The watchdog that targeted payday loan providers is currently their friend that is best.
The buyer Financial Protection Bureau (CFPB) desired to end the loan that is payday, then it became its savior.
In 2017, the CFPB approved guidelines that could have efficiently killed off pay day loans even as we understand them today. It estimated that the principles, that have been slated to just simply take impact August 2019, could have paid down loan that is payday up to 62% and automobile name loan volume up to 93%.
Earlier in the day this thirty days, however, the enemy of high-cost loan providers became its biggest supporter, announcing it would reconsider some provisions in its plan, and push their implementation off until November 2020 — if they’re implemented at all.
How a CFPB planned to curtail lending that is payday? The payday loan company is a somewhat easy one.
Payday lenders provide little, short-term loans to borrowers whom can not hold back until their next payday to have use of online payday loans in pennsylvania money. The normal pay day loan is sized at about $350, and repaid two to one month later on, they operate though it varies by the lender and the state in which.
Payday lenders skirt usury guidelines by assessing the majority of their costs as costs, maybe perhaps maybe not interest. A borrower might get a $100 advance until their next payday, agreeing to repay the principal and a finance charge of $20 two weeks later in Mississippi, for example. That means an APR of 521%.

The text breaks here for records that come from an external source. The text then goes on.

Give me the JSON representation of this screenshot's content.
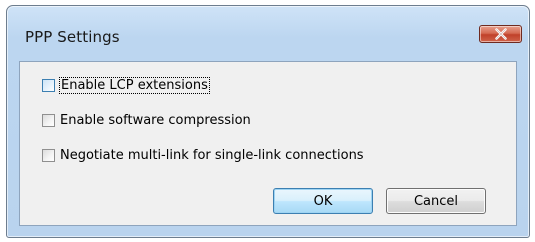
{
  "window": {
    "title": "PPP Settings",
    "close_icon": "close-icon"
  },
  "options": [
    {
      "label": "Enable LCP extensions",
      "checked": false,
      "focused": true
    },
    {
      "label": "Enable software compression",
      "checked": false,
      "focused": false
    },
    {
      "label": "Negotiate multi-link for single-link connections",
      "checked": false,
      "focused": false
    }
  ],
  "buttons": {
    "ok_label": "OK",
    "cancel_label": "Cancel"
  },
  "colors": {
    "title_bar": "#bcd6f0",
    "close_button": "#c0412a",
    "client_background": "#f0f0f0",
    "default_button_border": "#3c7fb1"
  }
}
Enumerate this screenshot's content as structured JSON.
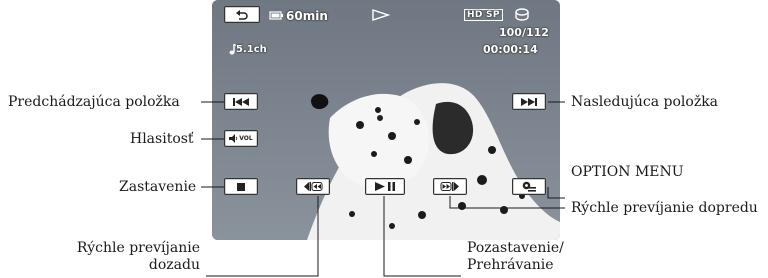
{
  "screen": {
    "battery_time": "60min",
    "quality_badge": "HD SP",
    "counter": "100/112",
    "timecode": "00:00:14",
    "audio_mode": "5.1ch",
    "volume_label": "VOL"
  },
  "labels": {
    "previous": "Predchádzajúca položka",
    "volume": "Hlasitosť",
    "stop": "Zastavenie",
    "rewind_line1": "Rýchle prevíjanie",
    "rewind_line2": "dozadu",
    "next": "Nasledujúca položka",
    "option_menu": "OPTION MENU",
    "fast_forward": "Rýchle prevíjanie dopredu",
    "pause_line1": "Pozastavenie/",
    "pause_line2": "Prehrávanie"
  },
  "icons": [
    "return-icon",
    "battery-icon",
    "play-indicator-icon",
    "hd-sp-badge",
    "media-icon",
    "music-note-icon",
    "previous-icon",
    "speaker-icon",
    "stop-icon",
    "rewind-icon",
    "play-pause-icon",
    "fast-forward-icon",
    "next-icon",
    "option-menu-icon"
  ]
}
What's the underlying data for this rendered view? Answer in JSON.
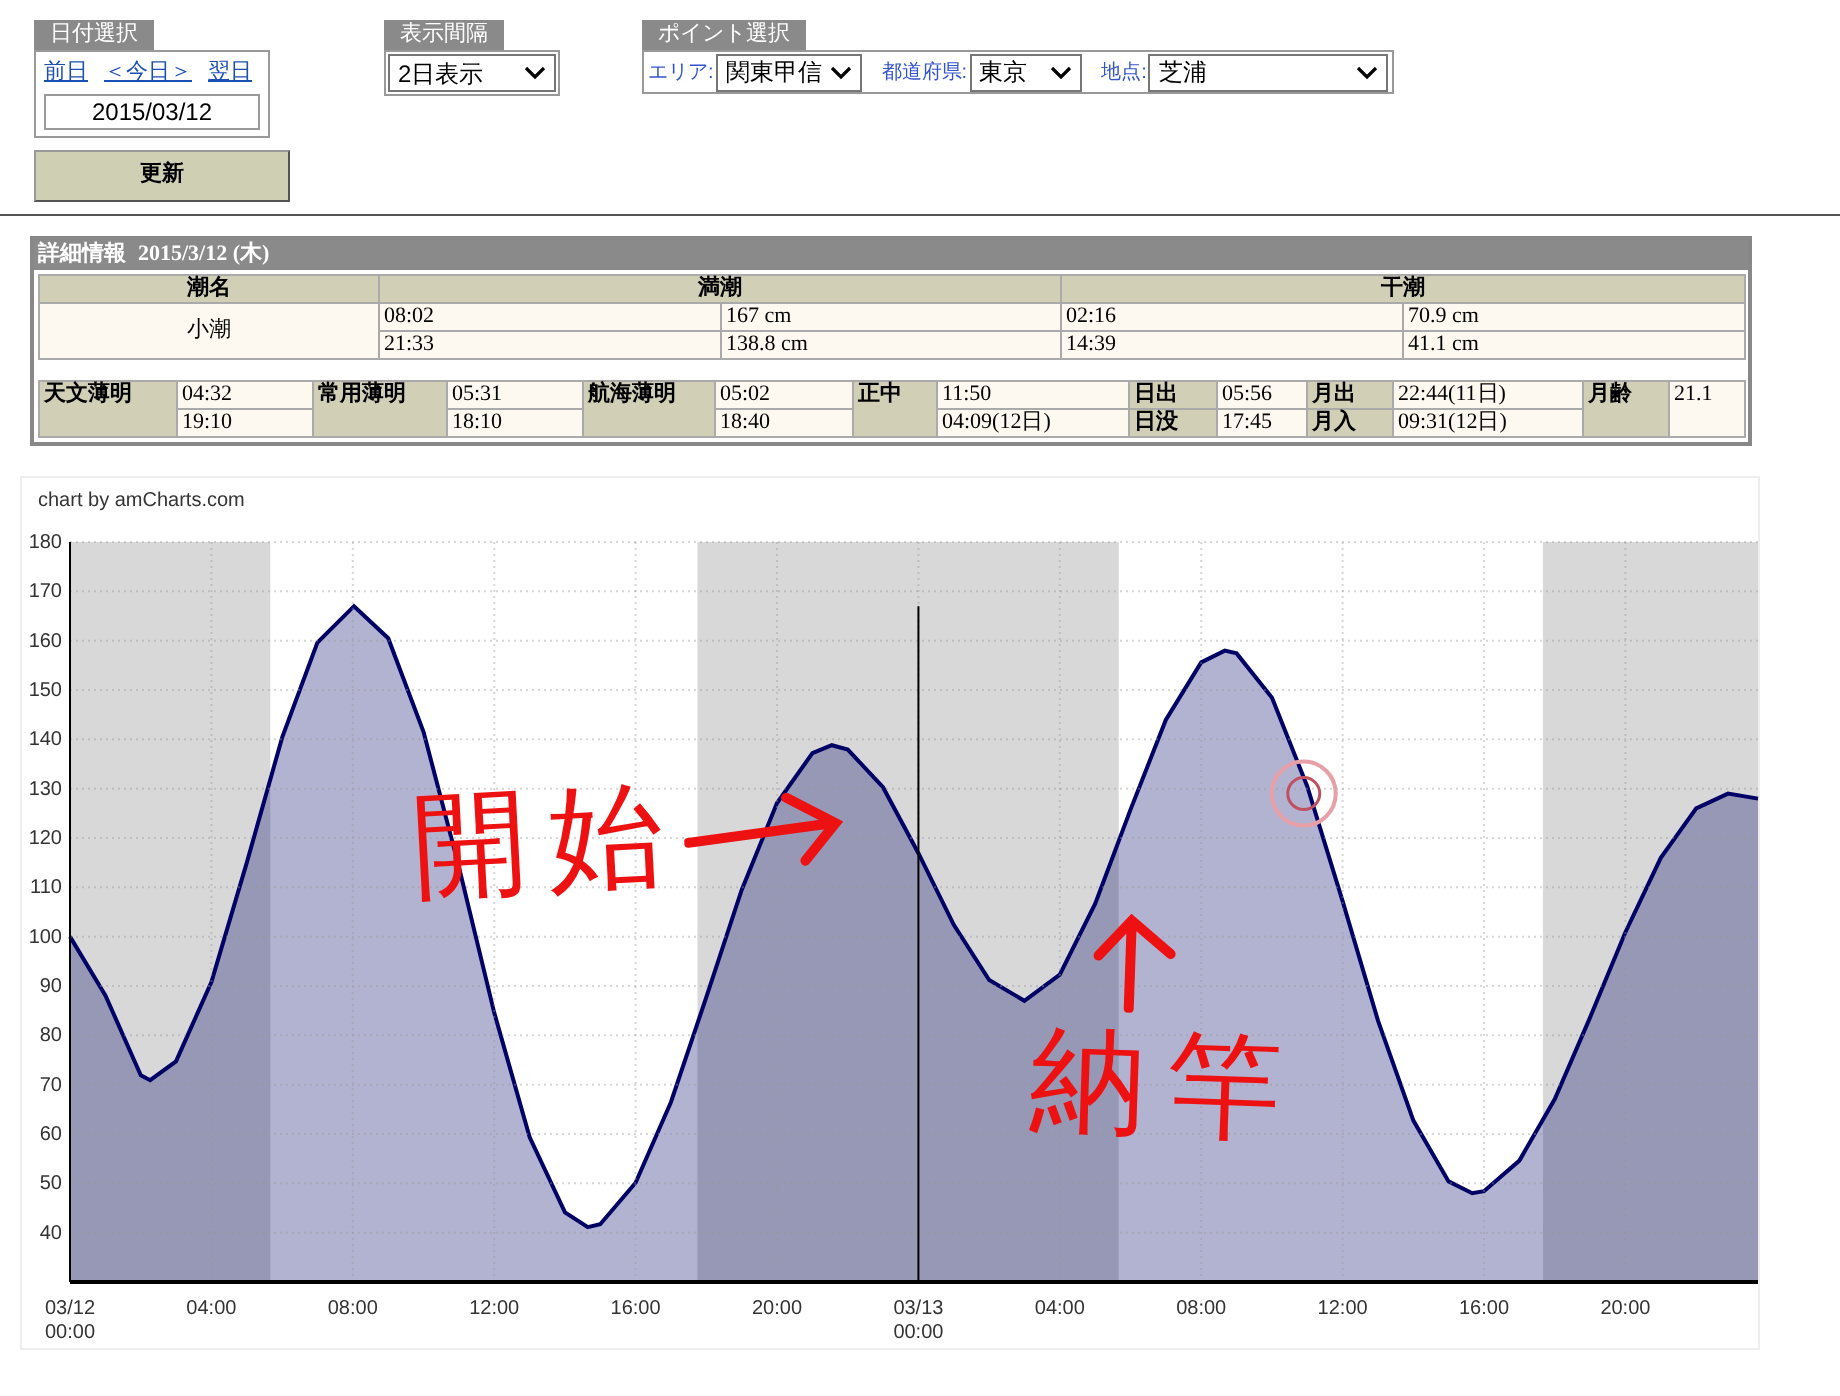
{
  "date_select": {
    "label": "日付選択",
    "links": [
      "前日",
      "＜今日＞",
      "翌日"
    ],
    "date": "2015/03/12"
  },
  "update_button": "更新",
  "interval_select": {
    "label": "表示間隔",
    "value": "2日表示"
  },
  "point_select": {
    "label": "ポイント選択",
    "fields": [
      {
        "label": "エリア:",
        "value": "関東甲信"
      },
      {
        "label": "都道府県:",
        "value": "東京"
      },
      {
        "label": "地点:",
        "value": "芝浦"
      }
    ]
  },
  "details": {
    "title": "詳細情報",
    "date": "2015/3/12 (木)",
    "tide": {
      "headers": [
        "潮名",
        "満潮",
        "干潮"
      ],
      "name": "小潮",
      "rows": [
        [
          "08:02",
          "167 cm",
          "02:16",
          "70.9 cm"
        ],
        [
          "21:33",
          "138.8 cm",
          "14:39",
          "41.1 cm"
        ]
      ]
    },
    "sun_moon": [
      {
        "kind": "stack",
        "label": "天文薄明",
        "values": [
          "04:32",
          "19:10"
        ]
      },
      {
        "kind": "stack",
        "label": "常用薄明",
        "values": [
          "05:31",
          "18:10"
        ]
      },
      {
        "kind": "stack",
        "label": "航海薄明",
        "values": [
          "05:02",
          "18:40"
        ]
      },
      {
        "kind": "stack",
        "label": "正中",
        "values": [
          "11:50",
          "04:09(12日)"
        ]
      },
      {
        "kind": "pair",
        "rows": [
          {
            "label": "日出",
            "value": "05:56"
          },
          {
            "label": "日没",
            "value": "17:45"
          }
        ]
      },
      {
        "kind": "pair",
        "rows": [
          {
            "label": "月出",
            "value": "22:44(11日)"
          },
          {
            "label": "月入",
            "value": "09:31(12日)"
          }
        ]
      },
      {
        "kind": "single",
        "label": "月齢",
        "value": "21.1"
      }
    ]
  },
  "chart": {
    "credit": "chart by amCharts.com",
    "chart_data": {
      "type": "area",
      "x": [
        "2015-03-12T00:00",
        "2015-03-12T01:00",
        "2015-03-12T02:00",
        "2015-03-12T02:16",
        "2015-03-12T03:00",
        "2015-03-12T04:00",
        "2015-03-12T05:00",
        "2015-03-12T06:00",
        "2015-03-12T07:00",
        "2015-03-12T08:02",
        "2015-03-12T09:00",
        "2015-03-12T10:00",
        "2015-03-12T11:00",
        "2015-03-12T12:00",
        "2015-03-12T13:00",
        "2015-03-12T14:00",
        "2015-03-12T14:39",
        "2015-03-12T15:00",
        "2015-03-12T16:00",
        "2015-03-12T17:00",
        "2015-03-12T18:00",
        "2015-03-12T19:00",
        "2015-03-12T20:00",
        "2015-03-12T21:00",
        "2015-03-12T21:33",
        "2015-03-12T22:00",
        "2015-03-12T23:00",
        "2015-03-13T00:00",
        "2015-03-13T01:00",
        "2015-03-13T02:00",
        "2015-03-13T03:00",
        "2015-03-13T04:00",
        "2015-03-13T05:00",
        "2015-03-13T06:00",
        "2015-03-13T07:00",
        "2015-03-13T08:00",
        "2015-03-13T08:40",
        "2015-03-13T09:00",
        "2015-03-13T10:00",
        "2015-03-13T11:00",
        "2015-03-13T12:00",
        "2015-03-13T13:00",
        "2015-03-13T14:00",
        "2015-03-13T15:00",
        "2015-03-13T15:40",
        "2015-03-13T16:00",
        "2015-03-13T17:00",
        "2015-03-13T18:00",
        "2015-03-13T19:00",
        "2015-03-13T20:00",
        "2015-03-13T21:00",
        "2015-03-13T22:00",
        "2015-03-13T22:54",
        "2015-03-13T23:45"
      ],
      "series": [
        {
          "color": "#000066",
          "values": [
            100,
            88.1,
            71.9,
            70.9,
            74.7,
            90.8,
            115.0,
            140.4,
            159.6,
            167,
            160.5,
            141.5,
            114.2,
            84.6,
            59.4,
            44.1,
            41.1,
            41.7,
            50.1,
            66.5,
            87.8,
            109.4,
            127.1,
            137.2,
            138.8,
            137.9,
            130.3,
            116.9,
            102.4,
            91.2,
            87,
            92.3,
            106.7,
            125.8,
            143.9,
            155.6,
            158,
            157.4,
            148.4,
            130.5,
            107.2,
            83.0,
            62.7,
            50.4,
            48,
            48.4,
            54.6,
            67.1,
            83.6,
            100.9,
            116.0,
            126.0,
            129,
            128
          ]
        }
      ],
      "xlim": [
        "2015-03-12T00:00",
        "2015-03-13T23:45"
      ],
      "ylim": [
        30,
        180
      ],
      "xticks": [
        {
          "value": "2015-03-12T00:00",
          "label": "03/12 00:00"
        },
        {
          "value": "2015-03-12T04:00",
          "label": "04:00"
        },
        {
          "value": "2015-03-12T08:00",
          "label": "08:00"
        },
        {
          "value": "2015-03-12T12:00",
          "label": "12:00"
        },
        {
          "value": "2015-03-12T16:00",
          "label": "16:00"
        },
        {
          "value": "2015-03-12T20:00",
          "label": "20:00"
        },
        {
          "value": "2015-03-13T00:00",
          "label": "03/13 00:00"
        },
        {
          "value": "2015-03-13T04:00",
          "label": "04:00"
        },
        {
          "value": "2015-03-13T08:00",
          "label": "08:00"
        },
        {
          "value": "2015-03-13T12:00",
          "label": "12:00"
        },
        {
          "value": "2015-03-13T16:00",
          "label": "16:00"
        },
        {
          "value": "2015-03-13T20:00",
          "label": "20:00"
        }
      ],
      "yticks": [
        40,
        50,
        60,
        70,
        80,
        90,
        100,
        110,
        120,
        130,
        140,
        150,
        160,
        170,
        180
      ],
      "grid": true,
      "bands": [
        {
          "axis": "x",
          "from": "2015-03-12T00:00",
          "to": "2015-03-12T05:40"
        },
        {
          "axis": "x",
          "from": "2015-03-12T17:45",
          "to": "2015-03-13T05:40"
        },
        {
          "axis": "x",
          "from": "2015-03-13T17:40",
          "to": "2015-03-13T23:45"
        }
      ],
      "ref_lines": [
        {
          "axis": "x",
          "value": "2015-03-13T00:00"
        }
      ]
    }
  },
  "handwritten_notes": [
    {
      "text": "開始",
      "kind": "arrow_right"
    },
    {
      "text": "納竿",
      "kind": "arrow_up"
    }
  ]
}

Tall interest that is effective enable pay day loan businesses to provide to simply about anybody. Keep reading